■ WHAT TO WORK ON
Every line of the material is to be reproduced verbatim.

■ INFORMATION PROVIDED
----------------
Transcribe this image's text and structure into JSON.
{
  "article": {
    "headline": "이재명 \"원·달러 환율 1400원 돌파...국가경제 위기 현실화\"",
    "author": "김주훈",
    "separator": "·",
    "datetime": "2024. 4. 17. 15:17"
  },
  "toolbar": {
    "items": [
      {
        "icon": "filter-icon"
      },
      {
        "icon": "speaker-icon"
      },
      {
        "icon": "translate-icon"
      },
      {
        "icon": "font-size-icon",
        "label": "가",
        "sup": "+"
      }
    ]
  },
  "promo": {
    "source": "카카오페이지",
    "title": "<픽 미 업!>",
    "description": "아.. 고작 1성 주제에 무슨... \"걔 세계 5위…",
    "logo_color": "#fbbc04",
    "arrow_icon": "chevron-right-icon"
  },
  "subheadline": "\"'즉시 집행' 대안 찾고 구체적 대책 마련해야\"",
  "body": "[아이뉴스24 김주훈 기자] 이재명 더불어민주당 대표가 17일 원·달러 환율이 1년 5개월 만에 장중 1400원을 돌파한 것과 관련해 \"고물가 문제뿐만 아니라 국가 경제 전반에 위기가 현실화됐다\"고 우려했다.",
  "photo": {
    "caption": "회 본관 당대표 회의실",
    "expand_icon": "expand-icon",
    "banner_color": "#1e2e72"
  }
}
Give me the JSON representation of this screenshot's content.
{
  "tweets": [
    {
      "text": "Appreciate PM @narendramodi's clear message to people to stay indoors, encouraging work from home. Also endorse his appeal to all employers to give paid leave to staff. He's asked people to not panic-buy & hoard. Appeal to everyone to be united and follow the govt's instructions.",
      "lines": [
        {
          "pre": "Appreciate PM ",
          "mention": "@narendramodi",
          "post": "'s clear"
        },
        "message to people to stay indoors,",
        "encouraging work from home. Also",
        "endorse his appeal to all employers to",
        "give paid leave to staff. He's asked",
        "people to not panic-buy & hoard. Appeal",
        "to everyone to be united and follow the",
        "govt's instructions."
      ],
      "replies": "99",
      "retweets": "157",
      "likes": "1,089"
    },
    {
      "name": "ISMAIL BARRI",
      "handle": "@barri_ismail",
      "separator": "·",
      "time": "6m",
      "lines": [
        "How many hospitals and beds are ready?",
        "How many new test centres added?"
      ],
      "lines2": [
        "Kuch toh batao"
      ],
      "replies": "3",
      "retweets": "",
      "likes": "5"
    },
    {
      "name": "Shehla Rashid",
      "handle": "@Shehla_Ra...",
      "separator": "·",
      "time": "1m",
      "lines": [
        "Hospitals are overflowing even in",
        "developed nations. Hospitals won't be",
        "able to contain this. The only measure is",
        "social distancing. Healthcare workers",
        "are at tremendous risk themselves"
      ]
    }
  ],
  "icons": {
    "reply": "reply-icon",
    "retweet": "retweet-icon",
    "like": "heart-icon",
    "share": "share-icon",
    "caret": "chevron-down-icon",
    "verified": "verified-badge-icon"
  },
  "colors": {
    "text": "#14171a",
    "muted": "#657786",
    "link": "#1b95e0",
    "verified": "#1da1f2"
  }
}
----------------
■ RESPONSE FOR THIS EXERCISE
Transcribe this image's text and structure into JSON.
{
  "article": {
    "headline": "이재명 \"원·달러 환율 1400원 돌파...국가경제 위기 현실화\"",
    "author": "김주훈",
    "separator": "·",
    "datetime": "2024. 4. 17. 15:17"
  },
  "toolbar": {
    "items": [
      {
        "icon": "filter-icon"
      },
      {
        "icon": "speaker-icon"
      },
      {
        "icon": "translate-icon"
      },
      {
        "icon": "font-size-icon",
        "label": "가",
        "sup": "+"
      }
    ]
  },
  "promo": {
    "source": "카카오페이지",
    "title": "<픽 미 업!>",
    "description": "아.. 고작 1성 주제에 무슨... \"걔 세계 5위…",
    "logo_color": "#fbbc04",
    "arrow_icon": "chevron-right-icon"
  },
  "subheadline": "\"'즉시 집행' 대안 찾고 구체적 대책 마련해야\"",
  "body": "[아이뉴스24 김주훈 기자] 이재명 더불어민주당 대표가 17일 원·달러 환율이 1년 5개월 만에 장중 1400원을 돌파한 것과 관련해 \"고물가 문제뿐만 아니라 국가 경제 전반에 위기가 현실화됐다\"고 우려했다.",
  "photo": {
    "caption": "회 본관 당대표 회의실",
    "expand_icon": "expand-icon",
    "banner_color": "#1e2e72"
  }
}
Give me the JSON representation of this screenshot's content.
{
  "tweets": [
    {
      "text": "Appreciate PM @narendramodi's clear message to people to stay indoors, encouraging work from home. Also endorse his appeal to all employers to give paid leave to staff. He's asked people to not panic-buy & hoard. Appeal to everyone to be united and follow the govt's instructions.",
      "lines": [
        {
          "pre": "Appreciate PM ",
          "mention": "@narendramodi",
          "post": "'s clear"
        },
        "message to people to stay indoors,",
        "encouraging work from home. Also",
        "endorse his appeal to all employers to",
        "give paid leave to staff. He's asked",
        "people to not panic-buy & hoard. Appeal",
        "to everyone to be united and follow the",
        "govt's instructions."
      ],
      "replies": "99",
      "retweets": "157",
      "likes": "1,089"
    },
    {
      "name": "ISMAIL BARRI",
      "handle": "@barri_ismail",
      "separator": "·",
      "time": "6m",
      "lines": [
        "How many hospitals and beds are ready?",
        "How many new test centres added?"
      ],
      "lines2": [
        "Kuch toh batao"
      ],
      "replies": "3",
      "retweets": "",
      "likes": "5"
    },
    {
      "name": "Shehla Rashid",
      "handle": "@Shehla_Ra...",
      "separator": "·",
      "time": "1m",
      "lines": [
        "Hospitals are overflowing even in",
        "developed nations. Hospitals won't be",
        "able to contain this. The only measure is",
        "social distancing. Healthcare workers",
        "are at tremendous risk themselves"
      ]
    }
  ],
  "icons": {
    "reply": "reply-icon",
    "retweet": "retweet-icon",
    "like": "heart-icon",
    "share": "share-icon",
    "caret": "chevron-down-icon",
    "verified": "verified-badge-icon"
  },
  "colors": {
    "text": "#14171a",
    "muted": "#657786",
    "link": "#1b95e0",
    "verified": "#1da1f2"
  }
}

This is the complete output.